By Andreas Charalambous and Omiros Pissarides
Since the financial crisis of 2008, the main central banks have allocated more than $25 trillion to support the global economy. The European Central Bank (ECB) is no exception, having spent more than €5 trillion to acquire bonds as part of its quantitative easing programme, which aimed to address the historically low inflation rates and to restart the economy.
Today, the situation is different: inflation is galloping at levels approaching 10 per cent and the ECB has adjusted its approach by adopting restrictive, stabilising measures. Through 2022, we have witnessed successive rate hikes on both sides of the Atlantic. During 2023, the ECB intends to absorb liquidity through bond sales. More specifically, ECB policy is likely to centre around the following:
Firstly, although inflation has begun to show signs of abating (most prominently in the US, where November was the fifth consecutive month of decline in the national price index), it does remain high. Therefore, within the context of the efforts to further reduce inflation to the long-term desired level of 2 per cent, the ECB has no choice but to continue with its policy of increasing interest rates. It is, however, expected to do so with less intensity, as observed during its recent Governing Council meeting on December 15, when the key rate was raised by 50 basis points, as opposed to 75 basis points that accompanied the previous two rate hikes.
Secondly, interest rate increases have already contributed to an expansion in borrowing costs for European governments. With yields on most ten-year government bonds having risen significantly, it is evident that the support that the expansionary monetary policy has provided to governments for years is running out.
Thirdly, borrowing costs are rising simultaneously, both for businesses and households. At a time when the cost of basic goods, such as energy, fuel and food, has risen significantly, a new wave of loan defaults is likely, adversely affecting banks as well as governments, whose spending towards supporting vulnerable groups continues to expand.
Fourthly, 2023 is a year during which bond issuances in Europe will be at particularly high levels, possibly reaching €400 billion. The cost of issuance will be correspondingly high with important implications. With a view to limit further negative effects, the ECB is expected to proceed initially with a slowdown in reinvestment of maturing bonds, subsequently with a complete cessation of reinvestment, and finally with sales of the bonds in its possession.
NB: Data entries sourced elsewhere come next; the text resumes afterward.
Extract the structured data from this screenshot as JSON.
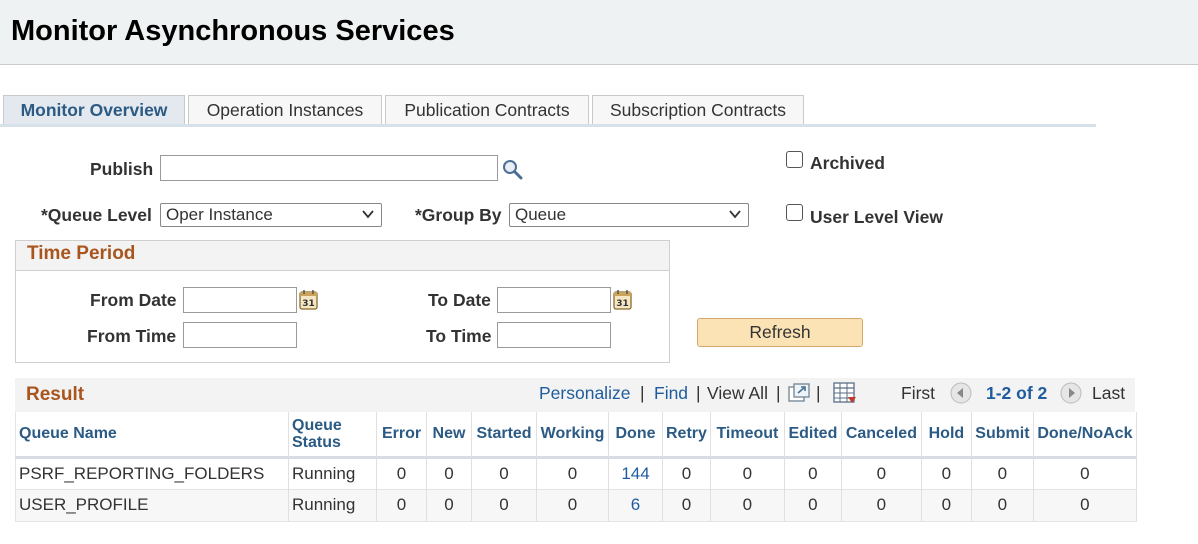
{
  "page": {
    "title": "Monitor Asynchronous Services"
  },
  "tabs": [
    {
      "label": "Monitor Overview",
      "active": true
    },
    {
      "label": "Operation Instances",
      "active": false
    },
    {
      "label": "Publication Contracts",
      "active": false
    },
    {
      "label": "Subscription Contracts",
      "active": false
    }
  ],
  "filters": {
    "publish_label": "Publish",
    "publish_value": "",
    "archived_label": "Archived",
    "archived_checked": false,
    "queue_level_label": "*Queue Level",
    "queue_level_value": "Oper Instance",
    "group_by_label": "*Group By",
    "group_by_value": "Queue",
    "user_level_view_label": "User Level View",
    "user_level_view_checked": false
  },
  "time_period": {
    "title": "Time Period",
    "from_date_label": "From Date",
    "to_date_label": "To Date",
    "from_time_label": "From Time",
    "to_time_label": "To Time",
    "from_date": "",
    "to_date": "",
    "from_time": "",
    "to_time": "",
    "calendar_day": "31"
  },
  "refresh_label": "Refresh",
  "result": {
    "title": "Result",
    "personalize": "Personalize",
    "find": "Find",
    "view_all": "View All",
    "first": "First",
    "range": "1-2 of 2",
    "last": "Last",
    "sep": "|",
    "columns": [
      "Queue Name",
      "Queue Status",
      "Error",
      "New",
      "Started",
      "Working",
      "Done",
      "Retry",
      "Timeout",
      "Edited",
      "Canceled",
      "Hold",
      "Submit",
      "Done/NoAck"
    ],
    "rows": [
      [
        "PSRF_REPORTING_FOLDERS",
        "Running",
        "0",
        "0",
        "0",
        "0",
        "144",
        "0",
        "0",
        "0",
        "0",
        "0",
        "0",
        "0"
      ],
      [
        "USER_PROFILE",
        "Running",
        "0",
        "0",
        "0",
        "0",
        "6",
        "0",
        "0",
        "0",
        "0",
        "0",
        "0",
        "0"
      ]
    ]
  },
  "colors": {
    "link": "#1f5c9e",
    "section_title": "#a8561e",
    "refresh_bg": "#fbe3b6",
    "header_bg": "#eef2f2"
  }
}
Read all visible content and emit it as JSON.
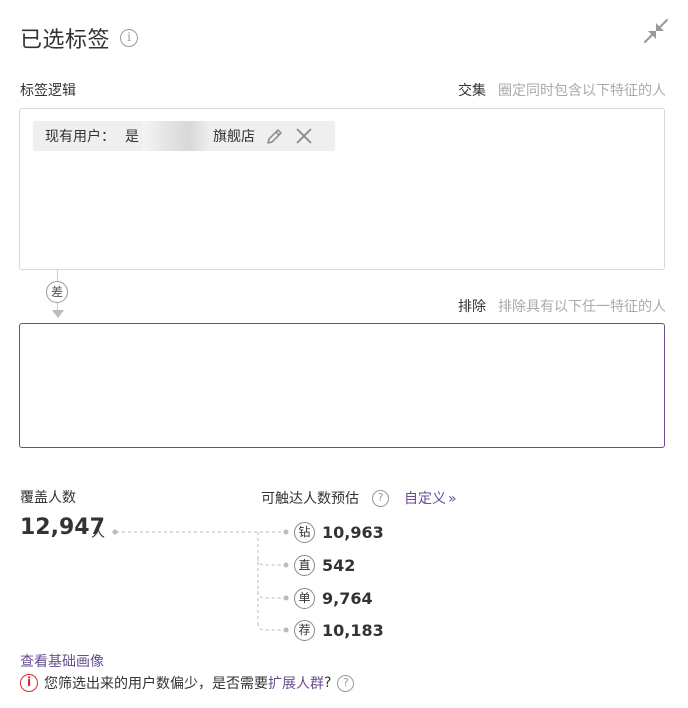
{
  "header": {
    "title": "已选标签",
    "info_icon": "info-icon",
    "collapse_icon": "collapse-arrows-icon"
  },
  "include_section": {
    "label": "标签逻辑",
    "mode": "交集",
    "mode_desc": "圈定同时包含以下特征的人",
    "tags": [
      {
        "prefix": "现有用户：",
        "value_prefix": "是",
        "value_suffix": "旗舰店"
      }
    ]
  },
  "connector": {
    "badge": "差"
  },
  "exclude_section": {
    "mode": "排除",
    "mode_desc": "排除具有以下任一特征的人"
  },
  "coverage": {
    "label": "覆盖人数",
    "value": "12,947",
    "unit": "人"
  },
  "reach": {
    "label": "可触达人数预估",
    "help_icon": "question-icon",
    "custom_link": "自定义",
    "channels": [
      {
        "badge": "钻",
        "value": "10,963"
      },
      {
        "badge": "直",
        "value": "542"
      },
      {
        "badge": "单",
        "value": "9,764"
      },
      {
        "badge": "荐",
        "value": "10,183"
      }
    ]
  },
  "footer": {
    "view_link": "查看基础画像",
    "warning_text": "您筛选出来的用户数偏少，是否需要",
    "warning_link": "扩展人群",
    "warning_qmark": "?",
    "warning_icon": "alert-circle-icon"
  },
  "colors": {
    "accent": "#6a4c93",
    "warning": "#e0282e",
    "muted": "#aaaaaa"
  }
}
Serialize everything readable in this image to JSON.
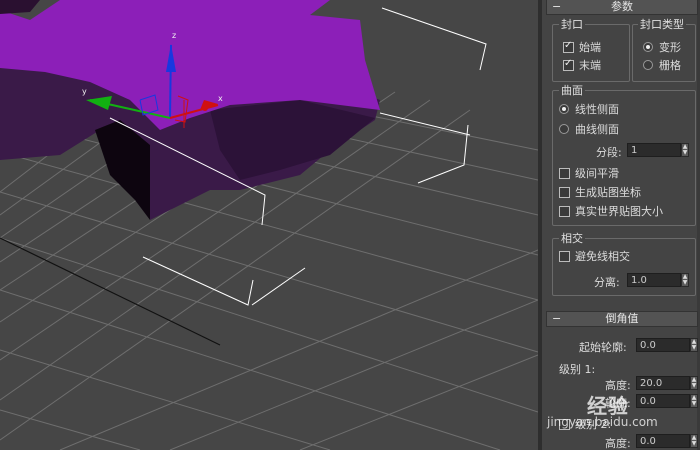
{
  "viewport": {
    "axis_labels": {
      "x": "x",
      "y": "y",
      "z": "z"
    },
    "colors": {
      "background": "#464646",
      "grid": "#6e6e6e",
      "object": "#8c1fb8",
      "object_dark": "#3a1a48",
      "selection": "#ffffff",
      "axis_x": "#d01010",
      "axis_y": "#12b012",
      "axis_z": "#1838e0"
    }
  },
  "params_rollout": {
    "title": "参数",
    "cap_group": {
      "label": "封口",
      "start": "始端",
      "end": "末端"
    },
    "cap_type_group": {
      "label": "封口类型",
      "morph": "变形",
      "grid": "栅格"
    },
    "surface_group": {
      "label": "曲面",
      "linear_sides": "线性侧面",
      "curved_sides": "曲线侧面",
      "segments_label": "分段:",
      "segments_value": "1",
      "smooth_across_levels": "级间平滑",
      "gen_mapping_coords": "生成贴图坐标",
      "real_world_map_size": "真实世界贴图大小"
    },
    "intersections_group": {
      "label": "相交",
      "keep_lines_from_crossing": "避免线相交",
      "separation_label": "分离:",
      "separation_value": "1.0"
    }
  },
  "bevel_rollout": {
    "title": "倒角值",
    "start_outline_label": "起始轮廓:",
    "start_outline_value": "0.0",
    "level1_label": "级别 1:",
    "level1_height_label": "高度:",
    "level1_height_value": "20.0",
    "level1_outline_label": "轮廓:",
    "level1_outline_value": "0.0",
    "level2_label": "级别 2:",
    "level2_height_label": "高度:",
    "level2_height_value": "0.0"
  },
  "watermark": {
    "main": "经验",
    "sub": "jingyan.baidu.com"
  }
}
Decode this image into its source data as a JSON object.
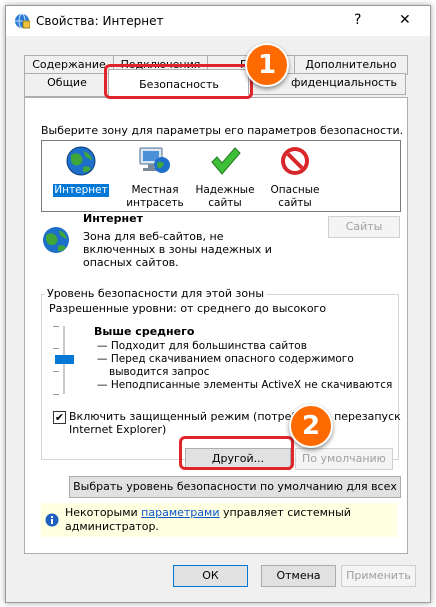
{
  "window": {
    "title": "Свойства: Интернет",
    "help_label": "?",
    "close_label": "✕"
  },
  "tabs_back": [
    "Содержание",
    "Подключения",
    "Про",
    "Дополнительно"
  ],
  "tabs_front": [
    "Общие",
    "Безопасность",
    "фиденциальность"
  ],
  "zones": {
    "prompt": "Выберите зону для параметры его параметров безопасности.",
    "items": [
      {
        "icon": "globe-icon",
        "label": "Интернет"
      },
      {
        "icon": "intranet-icon",
        "label": "Местная интрасеть"
      },
      {
        "icon": "checkmark-icon",
        "label": "Надежные сайты"
      },
      {
        "icon": "restricted-icon",
        "label": "Опасные сайты"
      }
    ]
  },
  "zone_info": {
    "title": "Интернет",
    "description": "Зона для веб-сайтов, не включенных в зоны надежных и опасных сайтов.",
    "sites_button": "Сайты"
  },
  "security_level": {
    "group_title": "Уровень безопасности для этой зоны",
    "allowed": "Разрешенные уровни: от среднего до высокого",
    "level_name": "Выше среднего",
    "bullets": [
      "— Подходит для большинства сайтов",
      "— Перед скачиванием опасного содержимого",
      "выводится запрос",
      "— Неподписанные элементы ActiveX не скачиваются"
    ],
    "protected_mode_line1": "Включить защищенный режим (потребуется перезапуск",
    "protected_mode_line2": "Internet Explorer)",
    "protected_mode_checked": true,
    "custom_button": "Другой...",
    "default_button": "По умолчанию"
  },
  "reset_all_button": "Выбрать уровень безопасности по умолчанию для всех зон",
  "info_bar": {
    "before_link": "Некоторыми ",
    "link": "параметрами",
    "after_link": " управляет системный",
    "line2": "администратор."
  },
  "footer": {
    "ok": "ОК",
    "cancel": "Отмена",
    "apply": "Применить"
  },
  "callouts": [
    "1",
    "2"
  ],
  "colors": {
    "callout": "#ff6a00",
    "highlight": "#e0252a",
    "selection": "#0078d7"
  }
}
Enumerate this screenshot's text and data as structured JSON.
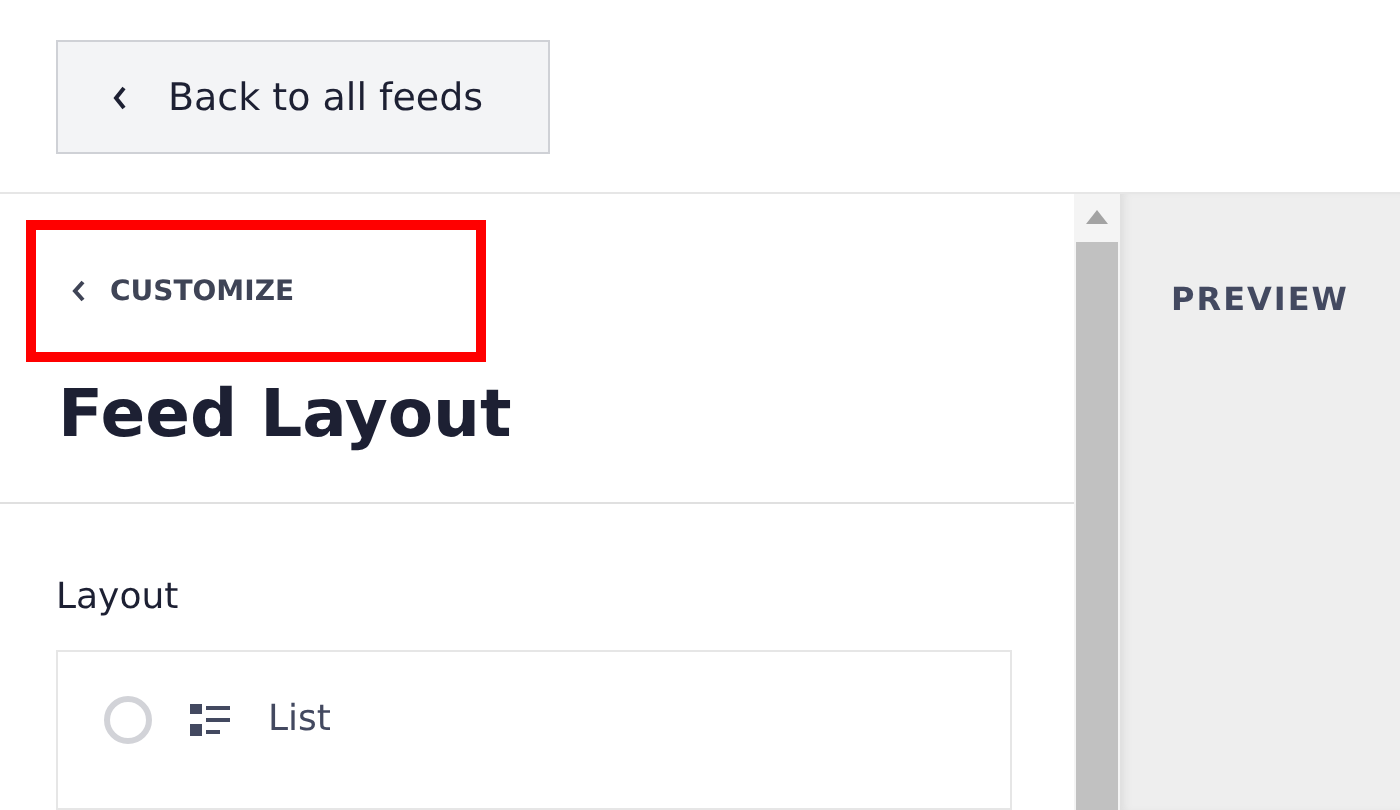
{
  "back_button": {
    "label": "Back to all feeds"
  },
  "breadcrumb": {
    "label": "CUSTOMIZE",
    "highlighted": true
  },
  "title": "Feed Layout",
  "section": {
    "label": "Layout",
    "options": [
      {
        "label": "List",
        "selected": false
      }
    ]
  },
  "preview": {
    "label": "PREVIEW"
  }
}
Overall, and despite some favourable expectations, including the expected opening of the Chinese economy following the pandemic related restrictions, the new year is predicted to be a year of challenges, given the overall geopolitical backdrop and especially the developments in Ukraine. The ECB’s policy will be of utmost importance for European economies, specifically for the bond markets, should the ECB need to intervene to ensure a smooth functioning of the sovereign debt market for vulnerable economies.
Andreas Charalambous is an economist and former director at the Ministry of Finance. Omiros Pissarides is the Managing Director of PricewaterhouseCoopers Investment Services